## ABOUT THIS EXERCISE
When a line below contains the word "Problem", copy that line.
-- Opening Marker --
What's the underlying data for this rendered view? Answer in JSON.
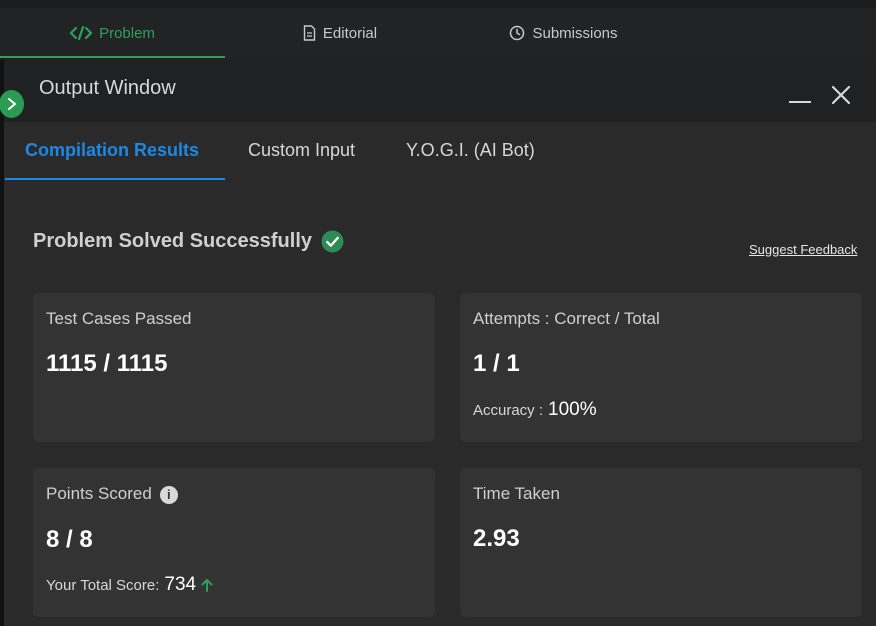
{
  "top_tabs": [
    {
      "label": "Problem",
      "icon": "code-icon",
      "active": true
    },
    {
      "label": "Editorial",
      "icon": "document-icon",
      "active": false
    },
    {
      "label": "Submissions",
      "icon": "clock-icon",
      "active": false
    }
  ],
  "output_window": {
    "title": "Output Window",
    "tabs": [
      {
        "label": "Compilation Results",
        "active": true
      },
      {
        "label": "Custom Input",
        "active": false
      },
      {
        "label": "Y.O.G.I. (AI Bot)",
        "active": false
      }
    ]
  },
  "result": {
    "status": "Problem Solved Successfully",
    "feedback_link": "Suggest Feedback"
  },
  "cards": {
    "test_cases": {
      "label": "Test Cases Passed",
      "value": "1115 / 1115"
    },
    "attempts": {
      "label": "Attempts : Correct / Total",
      "value": "1 / 1",
      "accuracy_label": "Accuracy :",
      "accuracy_value": "100%"
    },
    "points": {
      "label": "Points Scored",
      "value": "8 / 8",
      "total_label": "Your Total Score:",
      "total_value": "734"
    },
    "time": {
      "label": "Time Taken",
      "value": "2.93"
    }
  },
  "colors": {
    "accent_green": "#2fa05a",
    "accent_blue": "#1e88e5",
    "card_bg": "#333333",
    "success_check": "#2e8b57"
  }
}
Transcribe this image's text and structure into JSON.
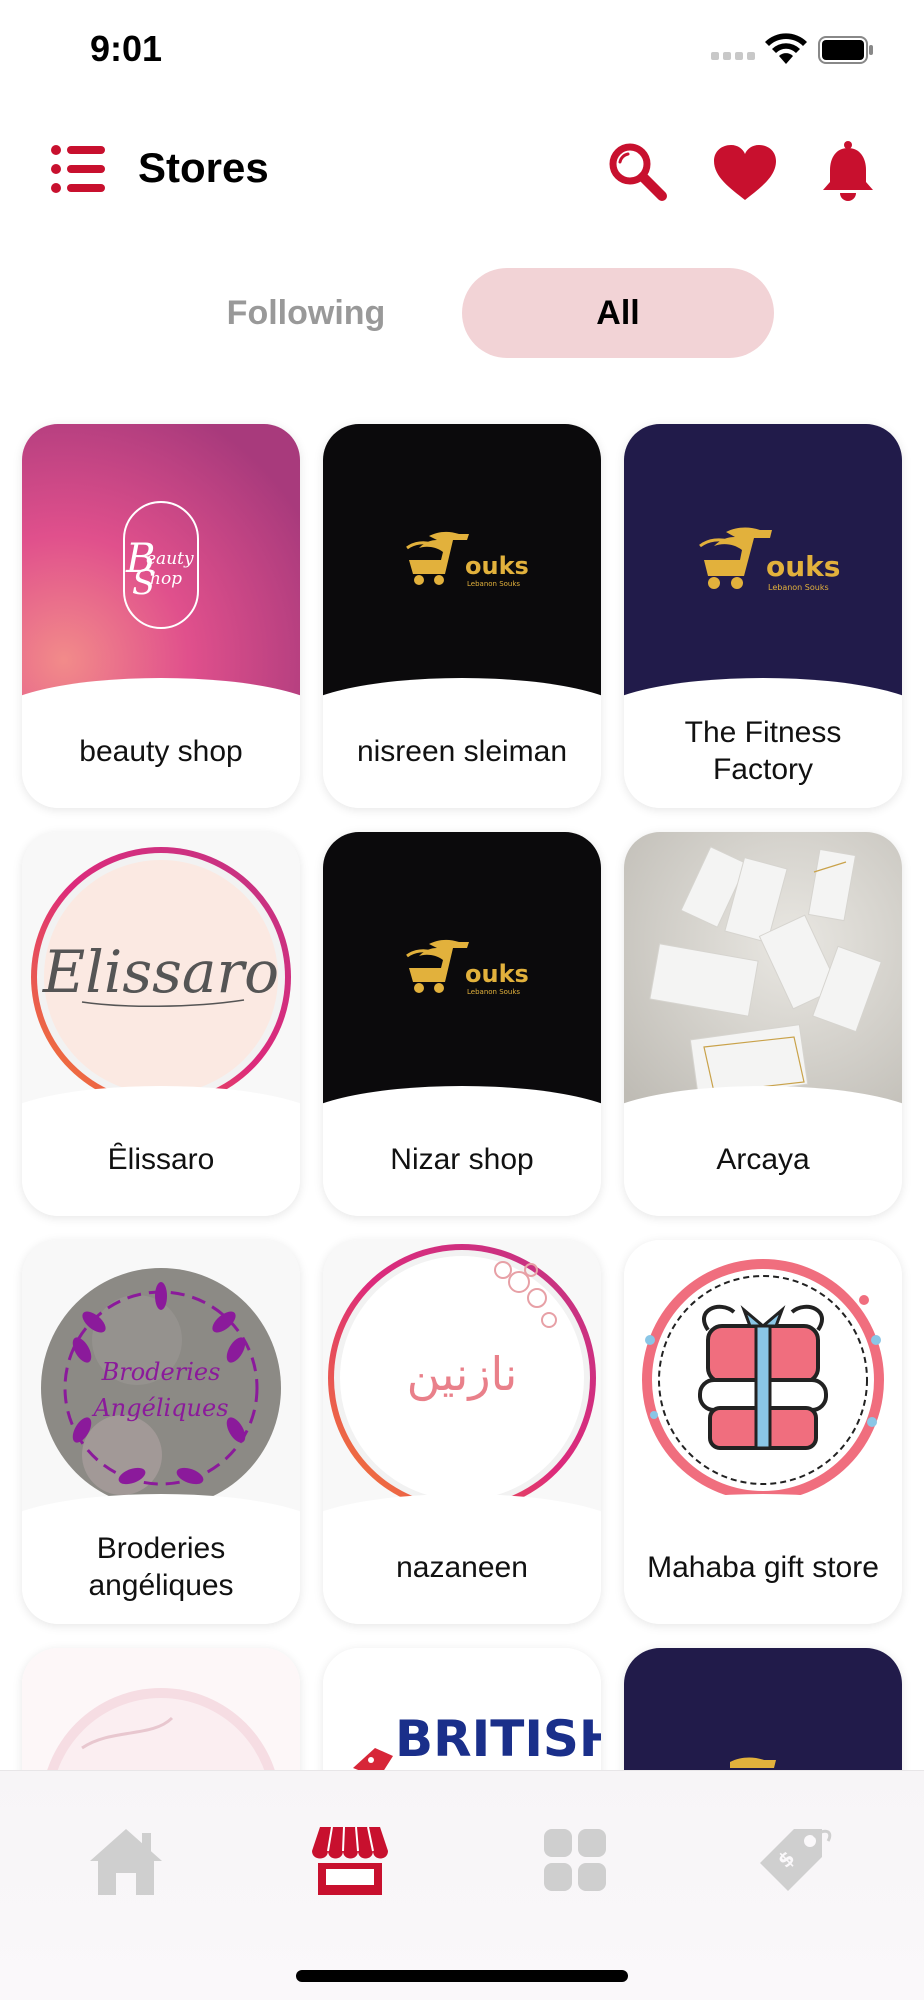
{
  "status_bar": {
    "time": "9:01"
  },
  "header": {
    "title": "Stores"
  },
  "tabs": [
    {
      "label": "Following",
      "selected": false
    },
    {
      "label": "All",
      "selected": true
    }
  ],
  "stores": [
    {
      "name": "beauty shop",
      "logo_text": [
        "eauty",
        "hop"
      ]
    },
    {
      "name": "nisreen sleiman",
      "logo_text": [
        "ouks",
        "Lebanon Souks"
      ]
    },
    {
      "name": "The Fitness Factory",
      "logo_text": [
        "ouks",
        "Lebanon Souks"
      ]
    },
    {
      "name": "Ȇlissaro",
      "logo_text": [
        "Elissaro"
      ]
    },
    {
      "name": "Nizar shop",
      "logo_text": [
        "ouks",
        "Lebanon Souks"
      ]
    },
    {
      "name": "Arcaya",
      "logo_text": []
    },
    {
      "name": "Broderies angéliques",
      "logo_text": [
        "Broderies",
        "Angéliques"
      ]
    },
    {
      "name": "nazaneen",
      "logo_text": [
        "نازنين"
      ]
    },
    {
      "name": "Mahaba gift store",
      "logo_text": []
    },
    {
      "name": "",
      "logo_text": []
    },
    {
      "name": "",
      "logo_text": [
        "BRITISH"
      ]
    },
    {
      "name": "",
      "logo_text": []
    }
  ],
  "bottom_nav": [
    {
      "icon": "home-icon",
      "active": false
    },
    {
      "icon": "store-icon",
      "active": true
    },
    {
      "icon": "grid-icon",
      "active": false
    },
    {
      "icon": "tag-icon",
      "active": false
    }
  ],
  "colors": {
    "accent": "#c8102e",
    "tab_selected_bg": "#f2d3d6",
    "tab_inactive_text": "#999999",
    "nav_inactive": "#cfcfcf",
    "souks_gold": "#e2b13c",
    "navy": "#211b4a"
  }
}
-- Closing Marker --
## OUTPUT FOR THIS EXERCISE
      "label": "Problem",
    "status": "Problem Solved Successfully",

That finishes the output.